Monday, September 8, 2008

Hot Plants for an Exuberant Garden

The last of summer (we are still officially in summer!) is the time to see the full size of many tropicals and summer annuals. These HOT seasonal plants around the Powell Gardens Visitor Center are exuberant this year! Come quick to see them because they will gradually be replaced in the next month or so with cool season fall plantings. We try to keep some of them out until Jack Frost pays his autumnal visit (usually in mid-late October).

The bananas are blooming! The banana flower is magnificent with the young banana fruit forming above as the flower opens from top to bottom.

The bananas are along the south side of Cafe Thyme. Bananas are NOT trees but huge tender perennials (there is no wood in their "trunks"). If you save the pseudostem "trunk" through the winter it will bloom next year. We cut off all the leaves before frost and save the trunks indoors, dormant in the greenhouse complex. We pot them up in spring and plant them outdoors after danger of frost has passed (usually by May 1). We do not have a long enough season to ripen bananas outdoors here.

The castor beans have reached tree-like proportions too! Hard to believe most of our plants are self-sown seedlings from this spring! This is the beautiful 'Sanguineus' or purple-leaved cultivar. It dwarfs the large Mexican sunflowers blooming in front of it.

On the north side of the Visitor Center you can see this "bed of fire." It is a fiery display of warm colors with ornamental peppers in the foreground, Profusion Orange zinnias in the middle and Cannas as a backdrop. This is not a composition for a place where you want to relax but it is invigorating.

The giant purple leaf Crinum has a nice color echo with flower of the Flowering Maple (Abutilon). Diamond Frost Euphorbia provides a sparkle of dainty white flowers.

This morning glory seedling has added some summer color to the Lacebark Pine on the north side of the Visitor Center. This little bit of vine does not harm the pine but if this plant filled in thickly we would have to remove it.

Lime Zinger elephant ears is in full size and here with a crown of 'Northwind' switchgrass is a great combination of a tropical and a native plant.
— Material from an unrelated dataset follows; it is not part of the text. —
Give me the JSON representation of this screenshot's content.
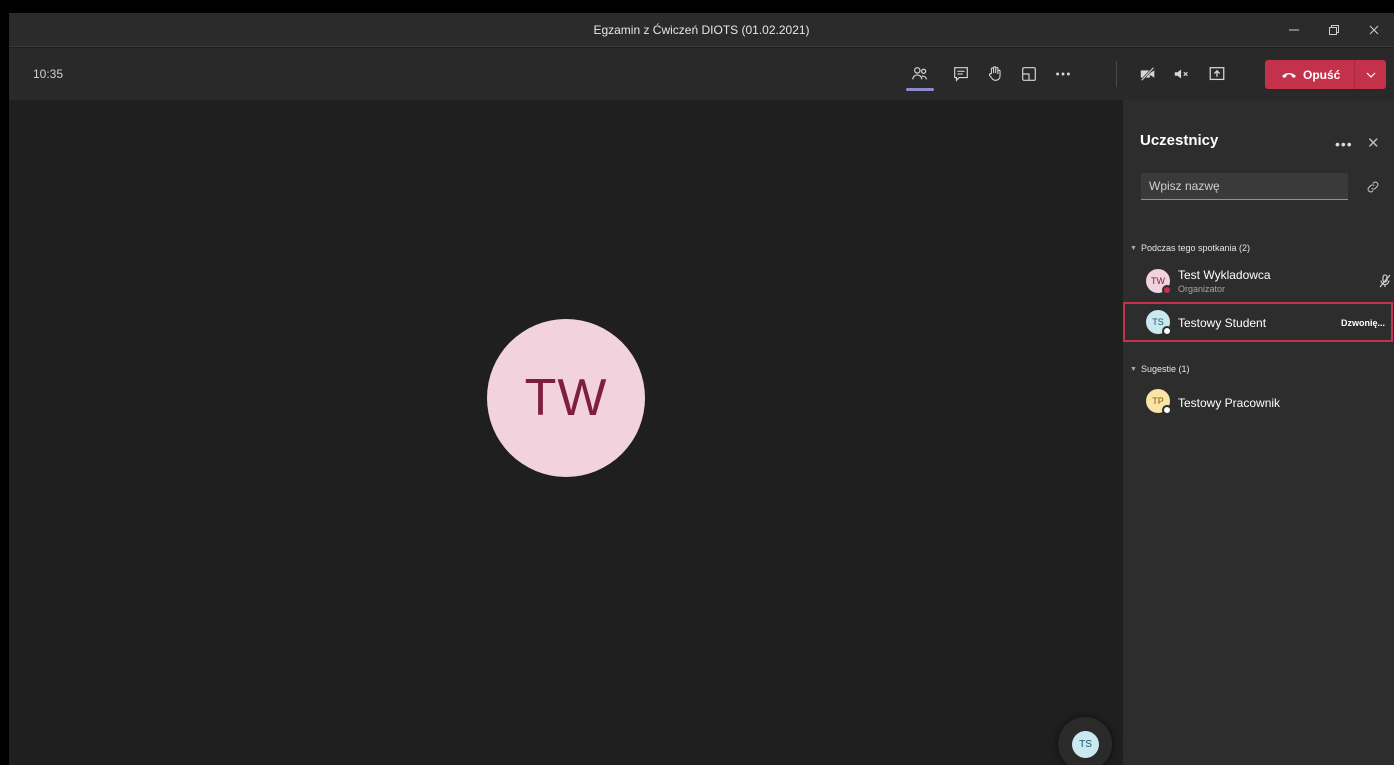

A mix of hot annual 'Buddy' globe amaranth (Gomphrena) with Missouri native Savanna Blazingstar (Liatris scariosa) sets off the beauty of both. Look for this combination in the Butterfly Garden, which envelops the Fountain Garden north of the Visitor Center.

Make your notes now for ideas of how to use tropicals and warm season annuals for next year. The catalogs for Spring 2009 will be arriving in the mail before you know it!


Mother Nature said...

I'm inspired with great ideas. Thanks.

Northern Shade said...

The elephant ears and switchgrass make a great duo, very eye-catching. I like the contrast between the broad leaves and slender elongated switchgrass. The purple grouping of Liatris and Gomphrena looks good, and not just to the butterflies, although I imagine they bring it to life.
Even though my growing season is too short to grow some of the tender plants, I enjoy looking at your combinations, and picturing substitutes that might work in my climate. However, there are no adequate substitutes for your gorgeous bananas.

Gardens by T said...

I love growing exotics. The plants at the garden are spectacular.
Love your blog!